U.N. leader Ban Ki-moon said Friday that arming either side in the Syria conflict “would not be helpful” after the United States said it would step up military aid to Syrian rebels.
Ban told reporters he has been “consistently clear that providing arms to either side would not address this current situation. There is no such military solution.”
In a related story, Prime Minister Stephen Harper said Friday that Canada agreed with the United States’ assessment that the Syrian regime has used chemical weapons, calling it a “very dangerous” development.
“We share the view of our allies, based on the evidence that they have of the use of chemical weapons in Syria by the regime,” Harper told journalists in Paris after talks with French President Francois Hollande.
He called the use of chemical weapons “a very dangerous development, not only for Syria but for the entire region” and said he was looking forward to discussing the issue with other leaders at next week’s G8 summit in Northern Ireland.
U.S. President Barack Obama’s administration said Thursday it had conducted a review of intelligence reports and concluded that Syrian regime forces had used banned arms, including sarin nerve gas, in attacks that killed up to 150 people.
“The White House confirmed what France already knew -- the presence of chemical weapons and their use, even if we don’t know to what extent,” Hollande said at a joint press conference with Harper.

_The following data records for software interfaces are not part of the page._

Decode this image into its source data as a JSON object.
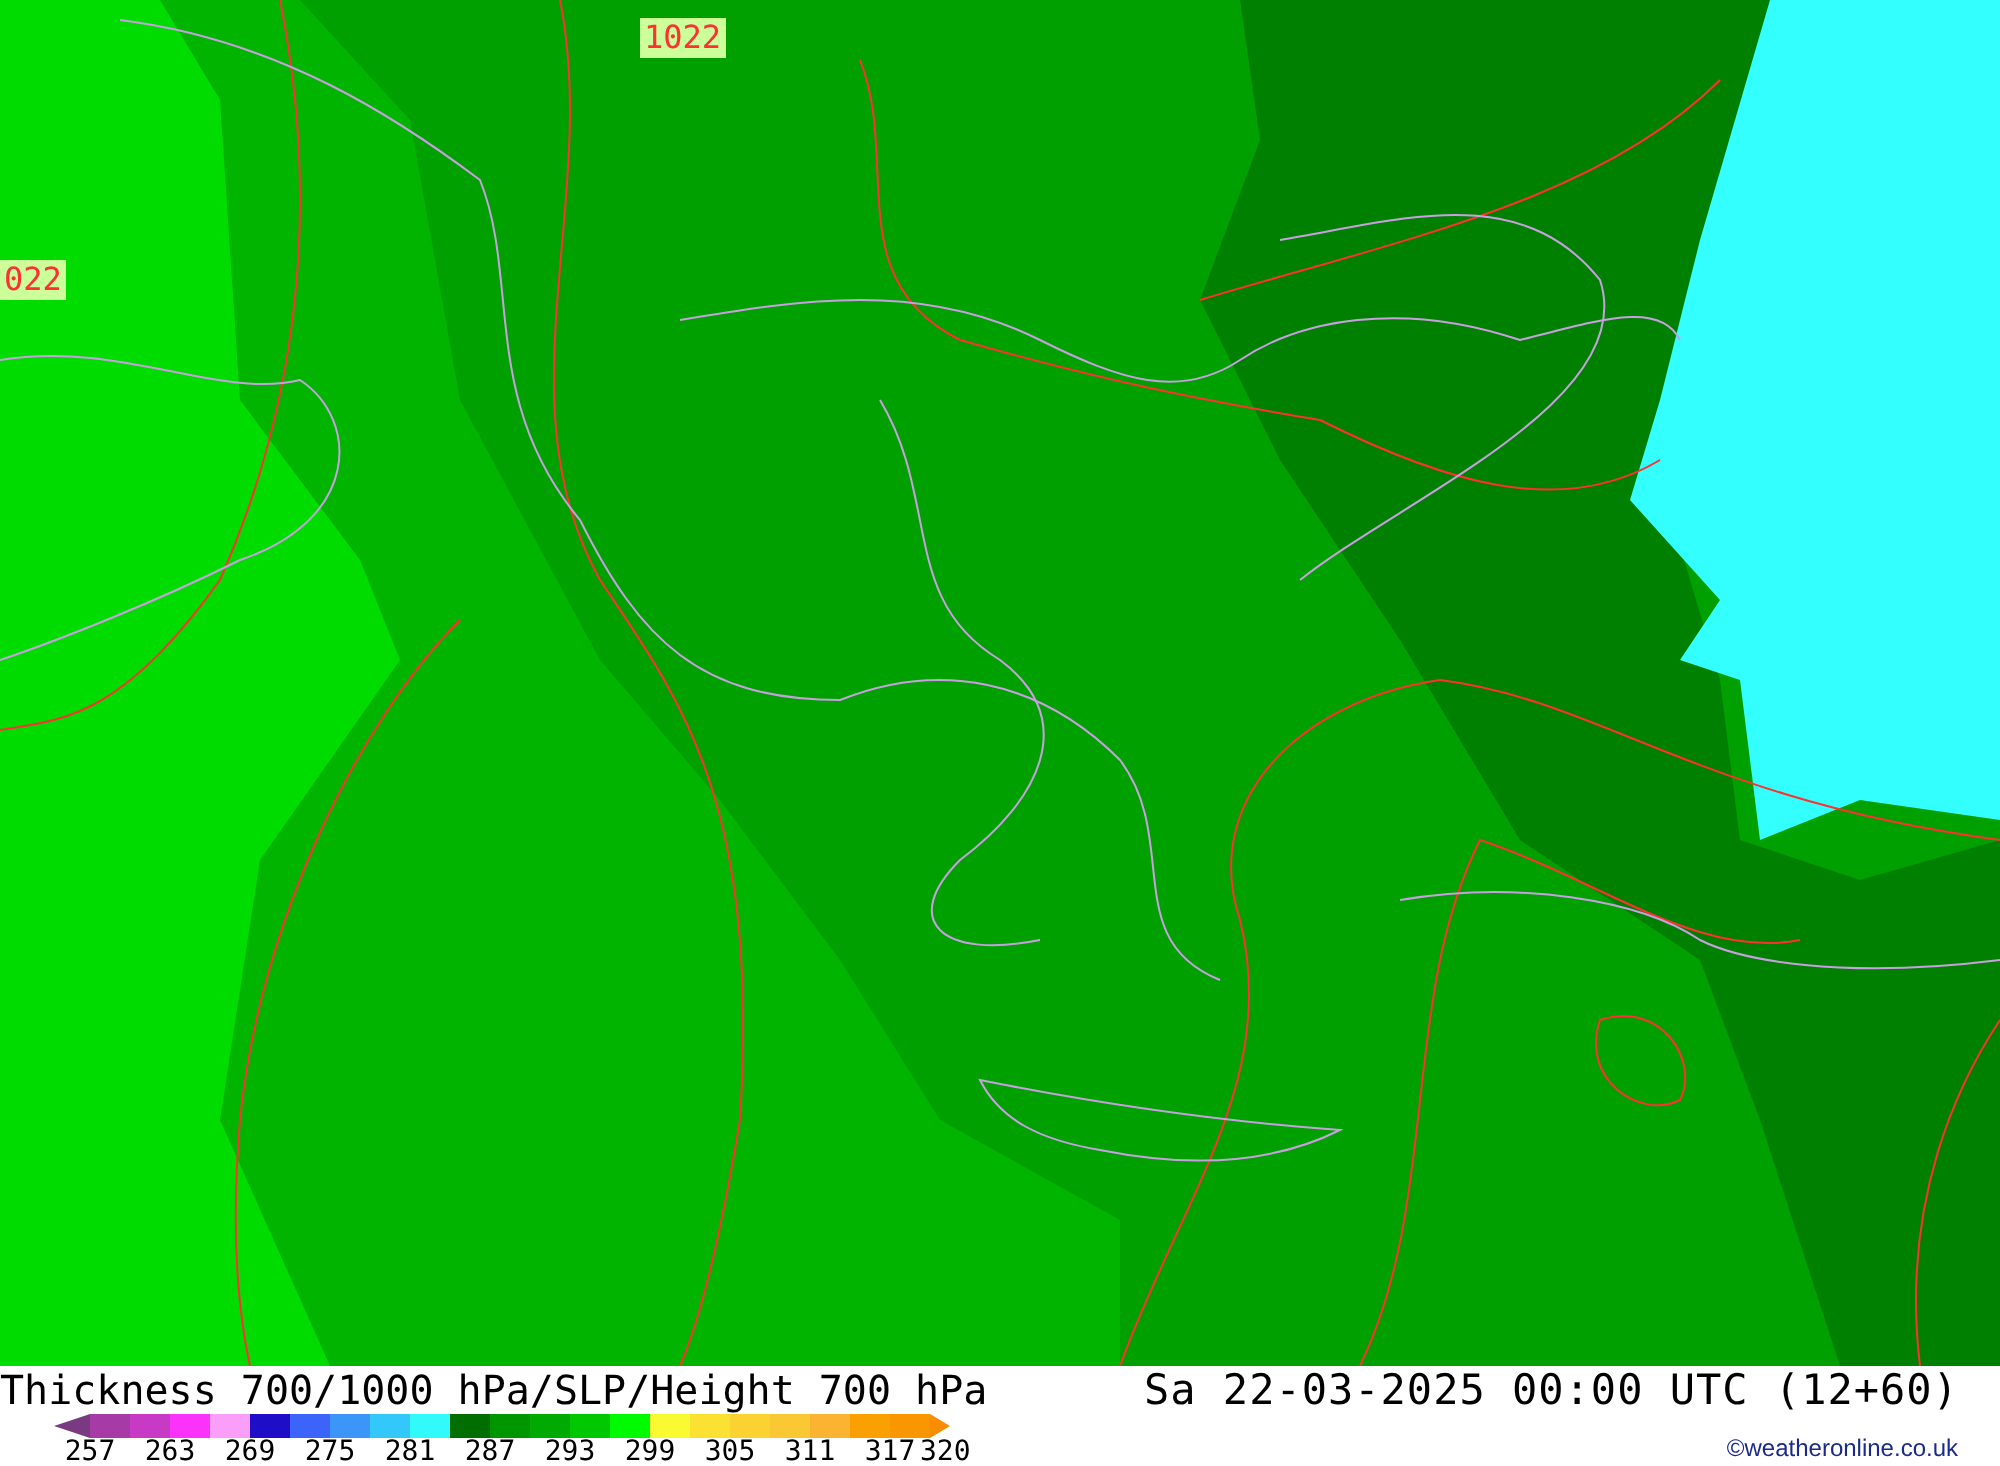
{
  "map": {
    "labels": [
      "1022",
      "022"
    ]
  },
  "title": "Thickness 700/1000 hPa/SLP/Height 700 hPa",
  "datetime": "Sa 22-03-2025 00:00 UTC (12+60)",
  "legend": {
    "swatches": [
      {
        "kind": "arrow_low",
        "color": "#7a3a82"
      },
      {
        "kind": "box",
        "color": "#a63aa6"
      },
      {
        "kind": "box",
        "color": "#c63ac6"
      },
      {
        "kind": "box",
        "color": "#fa32fa"
      },
      {
        "kind": "box",
        "color": "#fa9efa"
      },
      {
        "kind": "box",
        "color": "#1e0ec8"
      },
      {
        "kind": "box",
        "color": "#3c64fa"
      },
      {
        "kind": "box",
        "color": "#3c96fa"
      },
      {
        "kind": "box",
        "color": "#32c8fa"
      },
      {
        "kind": "box",
        "color": "#32fafa"
      },
      {
        "kind": "box",
        "color": "#006e00"
      },
      {
        "kind": "box",
        "color": "#009600"
      },
      {
        "kind": "box",
        "color": "#00aa00"
      },
      {
        "kind": "box",
        "color": "#00c800"
      },
      {
        "kind": "box",
        "color": "#00fa00"
      },
      {
        "kind": "box",
        "color": "#fafa32"
      },
      {
        "kind": "box",
        "color": "#fae132"
      },
      {
        "kind": "box",
        "color": "#fad232"
      },
      {
        "kind": "box",
        "color": "#fac832"
      },
      {
        "kind": "box",
        "color": "#fab432"
      },
      {
        "kind": "box",
        "color": "#faa000"
      },
      {
        "kind": "box",
        "color": "#fa9600"
      },
      {
        "kind": "arrow_high",
        "color": "#fa8c00"
      }
    ],
    "ticks": [
      "257",
      "263",
      "269",
      "275",
      "281",
      "287",
      "293",
      "299",
      "305",
      "311",
      "317",
      "320"
    ]
  },
  "credit": "©weatheronline.co.uk"
}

“This revelation confirms that we must put pressure on Bashar al-Assad” including “pressure on the military front,” Hollande said.